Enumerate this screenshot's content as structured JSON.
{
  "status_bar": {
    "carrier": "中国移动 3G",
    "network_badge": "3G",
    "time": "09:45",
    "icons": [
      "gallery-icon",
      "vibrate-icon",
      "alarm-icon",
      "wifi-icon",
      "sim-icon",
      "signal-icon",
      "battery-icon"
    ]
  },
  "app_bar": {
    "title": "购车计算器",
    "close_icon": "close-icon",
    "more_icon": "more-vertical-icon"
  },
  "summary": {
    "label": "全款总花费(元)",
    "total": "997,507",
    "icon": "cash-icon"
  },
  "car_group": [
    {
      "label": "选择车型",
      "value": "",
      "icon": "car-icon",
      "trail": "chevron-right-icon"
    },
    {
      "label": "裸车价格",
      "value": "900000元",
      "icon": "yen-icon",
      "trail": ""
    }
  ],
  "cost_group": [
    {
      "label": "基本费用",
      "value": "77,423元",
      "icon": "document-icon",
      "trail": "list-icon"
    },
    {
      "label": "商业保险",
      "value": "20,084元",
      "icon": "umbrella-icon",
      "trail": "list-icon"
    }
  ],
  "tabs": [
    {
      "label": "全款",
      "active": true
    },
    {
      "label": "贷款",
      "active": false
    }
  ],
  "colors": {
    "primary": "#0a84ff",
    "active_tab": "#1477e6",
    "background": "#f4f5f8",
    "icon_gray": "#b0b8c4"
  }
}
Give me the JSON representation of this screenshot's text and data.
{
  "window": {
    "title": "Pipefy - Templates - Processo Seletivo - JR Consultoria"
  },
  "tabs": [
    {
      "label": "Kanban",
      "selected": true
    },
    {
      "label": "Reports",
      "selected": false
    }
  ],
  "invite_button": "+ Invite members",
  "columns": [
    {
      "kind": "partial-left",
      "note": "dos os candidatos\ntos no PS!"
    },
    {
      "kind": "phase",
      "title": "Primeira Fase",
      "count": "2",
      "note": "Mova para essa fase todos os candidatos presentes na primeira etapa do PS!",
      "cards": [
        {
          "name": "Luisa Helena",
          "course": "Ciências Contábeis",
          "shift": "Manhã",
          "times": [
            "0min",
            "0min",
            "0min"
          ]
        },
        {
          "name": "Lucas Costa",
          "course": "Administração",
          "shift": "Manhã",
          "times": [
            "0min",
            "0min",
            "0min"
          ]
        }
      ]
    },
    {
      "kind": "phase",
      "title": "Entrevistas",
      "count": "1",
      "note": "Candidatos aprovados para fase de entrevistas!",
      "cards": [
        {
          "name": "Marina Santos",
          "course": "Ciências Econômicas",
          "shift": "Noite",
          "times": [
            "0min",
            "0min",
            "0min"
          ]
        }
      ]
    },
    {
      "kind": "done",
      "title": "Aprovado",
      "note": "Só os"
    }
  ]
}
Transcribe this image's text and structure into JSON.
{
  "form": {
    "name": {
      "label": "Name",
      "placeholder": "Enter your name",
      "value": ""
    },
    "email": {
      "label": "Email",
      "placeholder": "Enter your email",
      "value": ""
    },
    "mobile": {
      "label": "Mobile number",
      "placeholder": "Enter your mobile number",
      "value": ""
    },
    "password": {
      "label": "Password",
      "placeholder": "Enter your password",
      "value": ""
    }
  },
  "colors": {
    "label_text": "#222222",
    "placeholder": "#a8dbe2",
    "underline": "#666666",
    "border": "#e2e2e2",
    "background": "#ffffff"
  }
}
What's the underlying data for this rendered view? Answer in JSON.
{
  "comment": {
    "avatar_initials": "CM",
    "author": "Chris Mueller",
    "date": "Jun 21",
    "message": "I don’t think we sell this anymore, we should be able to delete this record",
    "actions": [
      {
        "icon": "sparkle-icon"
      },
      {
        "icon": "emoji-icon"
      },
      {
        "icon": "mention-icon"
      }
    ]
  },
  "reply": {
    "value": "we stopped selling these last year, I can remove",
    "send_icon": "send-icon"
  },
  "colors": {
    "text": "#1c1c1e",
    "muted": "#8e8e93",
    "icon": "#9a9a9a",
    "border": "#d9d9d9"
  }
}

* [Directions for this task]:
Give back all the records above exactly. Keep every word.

* [Answer section]:
Enumerate this screenshot's content as structured JSON.
{
  "status_bar": {
    "carrier": "中国移动 3G",
    "network_badge": "3G",
    "time": "09:45",
    "icons": [
      "gallery-icon",
      "vibrate-icon",
      "alarm-icon",
      "wifi-icon",
      "sim-icon",
      "signal-icon",
      "battery-icon"
    ]
  },
  "app_bar": {
    "title": "购车计算器",
    "close_icon": "close-icon",
    "more_icon": "more-vertical-icon"
  },
  "summary": {
    "label": "全款总花费(元)",
    "total": "997,507",
    "icon": "cash-icon"
  },
  "car_group": [
    {
      "label": "选择车型",
      "value": "",
      "icon": "car-icon",
      "trail": "chevron-right-icon"
    },
    {
      "label": "裸车价格",
      "value": "900000元",
      "icon": "yen-icon",
      "trail": ""
    }
  ],
  "cost_group": [
    {
      "label": "基本费用",
      "value": "77,423元",
      "icon": "document-icon",
      "trail": "list-icon"
    },
    {
      "label": "商业保险",
      "value": "20,084元",
      "icon": "umbrella-icon",
      "trail": "list-icon"
    }
  ],
  "tabs": [
    {
      "label": "全款",
      "active": true
    },
    {
      "label": "贷款",
      "active": false
    }
  ],
  "colors": {
    "primary": "#0a84ff",
    "active_tab": "#1477e6",
    "background": "#f4f5f8",
    "icon_gray": "#b0b8c4"
  }
}
Give me the JSON representation of this screenshot's text and data.
{
  "window": {
    "title": "Pipefy - Templates - Processo Seletivo - JR Consultoria"
  },
  "tabs": [
    {
      "label": "Kanban",
      "selected": true
    },
    {
      "label": "Reports",
      "selected": false
    }
  ],
  "invite_button": "+ Invite members",
  "columns": [
    {
      "kind": "partial-left",
      "note": "dos os candidatos\ntos no PS!"
    },
    {
      "kind": "phase",
      "title": "Primeira Fase",
      "count": "2",
      "note": "Mova para essa fase todos os candidatos presentes na primeira etapa do PS!",
      "cards": [
        {
          "name": "Luisa Helena",
          "course": "Ciências Contábeis",
          "shift": "Manhã",
          "times": [
            "0min",
            "0min",
            "0min"
          ]
        },
        {
          "name": "Lucas Costa",
          "course": "Administração",
          "shift": "Manhã",
          "times": [
            "0min",
            "0min",
            "0min"
          ]
        }
      ]
    },
    {
      "kind": "phase",
      "title": "Entrevistas",
      "count": "1",
      "note": "Candidatos aprovados para fase de entrevistas!",
      "cards": [
        {
          "name": "Marina Santos",
          "course": "Ciências Econômicas",
          "shift": "Noite",
          "times": [
            "0min",
            "0min",
            "0min"
          ]
        }
      ]
    },
    {
      "kind": "done",
      "title": "Aprovado",
      "note": "Só os"
    }
  ]
}
Transcribe this image's text and structure into JSON.
{
  "form": {
    "name": {
      "label": "Name",
      "placeholder": "Enter your name",
      "value": ""
    },
    "email": {
      "label": "Email",
      "placeholder": "Enter your email",
      "value": ""
    },
    "mobile": {
      "label": "Mobile number",
      "placeholder": "Enter your mobile number",
      "value": ""
    },
    "password": {
      "label": "Password",
      "placeholder": "Enter your password",
      "value": ""
    }
  },
  "colors": {
    "label_text": "#222222",
    "placeholder": "#a8dbe2",
    "underline": "#666666",
    "border": "#e2e2e2",
    "background": "#ffffff"
  }
}
What's the underlying data for this rendered view? Answer in JSON.
{
  "comment": {
    "avatar_initials": "CM",
    "author": "Chris Mueller",
    "date": "Jun 21",
    "message": "I don’t think we sell this anymore, we should be able to delete this record",
    "actions": [
      {
        "icon": "sparkle-icon"
      },
      {
        "icon": "emoji-icon"
      },
      {
        "icon": "mention-icon"
      }
    ]
  },
  "reply": {
    "value": "we stopped selling these last year, I can remove",
    "send_icon": "send-icon"
  },
  "colors": {
    "text": "#1c1c1e",
    "muted": "#8e8e93",
    "icon": "#9a9a9a",
    "border": "#d9d9d9"
  }
}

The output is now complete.